* [About this task]: Write out all of the records, keeping each one exactly as written.

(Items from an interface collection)
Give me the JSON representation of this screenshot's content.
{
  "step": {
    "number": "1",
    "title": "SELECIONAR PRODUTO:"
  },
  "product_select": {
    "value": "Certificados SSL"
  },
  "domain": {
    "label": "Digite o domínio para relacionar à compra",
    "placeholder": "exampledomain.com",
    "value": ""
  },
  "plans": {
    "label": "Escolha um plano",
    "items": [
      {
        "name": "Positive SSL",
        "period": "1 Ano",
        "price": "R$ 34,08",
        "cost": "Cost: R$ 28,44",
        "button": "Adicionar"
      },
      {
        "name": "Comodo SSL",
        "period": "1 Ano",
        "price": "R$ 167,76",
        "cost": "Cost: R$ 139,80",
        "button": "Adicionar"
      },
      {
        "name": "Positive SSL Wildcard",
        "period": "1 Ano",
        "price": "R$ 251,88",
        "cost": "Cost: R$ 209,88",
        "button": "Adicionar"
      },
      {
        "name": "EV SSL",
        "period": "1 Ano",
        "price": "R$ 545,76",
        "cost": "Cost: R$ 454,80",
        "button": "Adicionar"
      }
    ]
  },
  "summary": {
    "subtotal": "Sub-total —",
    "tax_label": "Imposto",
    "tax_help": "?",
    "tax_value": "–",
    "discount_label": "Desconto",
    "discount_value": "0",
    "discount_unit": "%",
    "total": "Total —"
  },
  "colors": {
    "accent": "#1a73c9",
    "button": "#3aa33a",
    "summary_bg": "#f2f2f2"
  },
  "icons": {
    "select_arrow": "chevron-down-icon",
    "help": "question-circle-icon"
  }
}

* [Exercise solution]:
Give me the JSON representation of this screenshot's content.
{
  "step": {
    "number": "1",
    "title": "SELECIONAR PRODUTO:"
  },
  "product_select": {
    "value": "Certificados SSL"
  },
  "domain": {
    "label": "Digite o domínio para relacionar à compra",
    "placeholder": "exampledomain.com",
    "value": ""
  },
  "plans": {
    "label": "Escolha um plano",
    "items": [
      {
        "name": "Positive SSL",
        "period": "1 Ano",
        "price": "R$ 34,08",
        "cost": "Cost: R$ 28,44",
        "button": "Adicionar"
      },
      {
        "name": "Comodo SSL",
        "period": "1 Ano",
        "price": "R$ 167,76",
        "cost": "Cost: R$ 139,80",
        "button": "Adicionar"
      },
      {
        "name": "Positive SSL Wildcard",
        "period": "1 Ano",
        "price": "R$ 251,88",
        "cost": "Cost: R$ 209,88",
        "button": "Adicionar"
      },
      {
        "name": "EV SSL",
        "period": "1 Ano",
        "price": "R$ 545,76",
        "cost": "Cost: R$ 454,80",
        "button": "Adicionar"
      }
    ]
  },
  "summary": {
    "subtotal": "Sub-total —",
    "tax_label": "Imposto",
    "tax_help": "?",
    "tax_value": "–",
    "discount_label": "Desconto",
    "discount_value": "0",
    "discount_unit": "%",
    "total": "Total —"
  },
  "colors": {
    "accent": "#1a73c9",
    "button": "#3aa33a",
    "summary_bg": "#f2f2f2"
  },
  "icons": {
    "select_arrow": "chevron-down-icon",
    "help": "question-circle-icon"
  }
}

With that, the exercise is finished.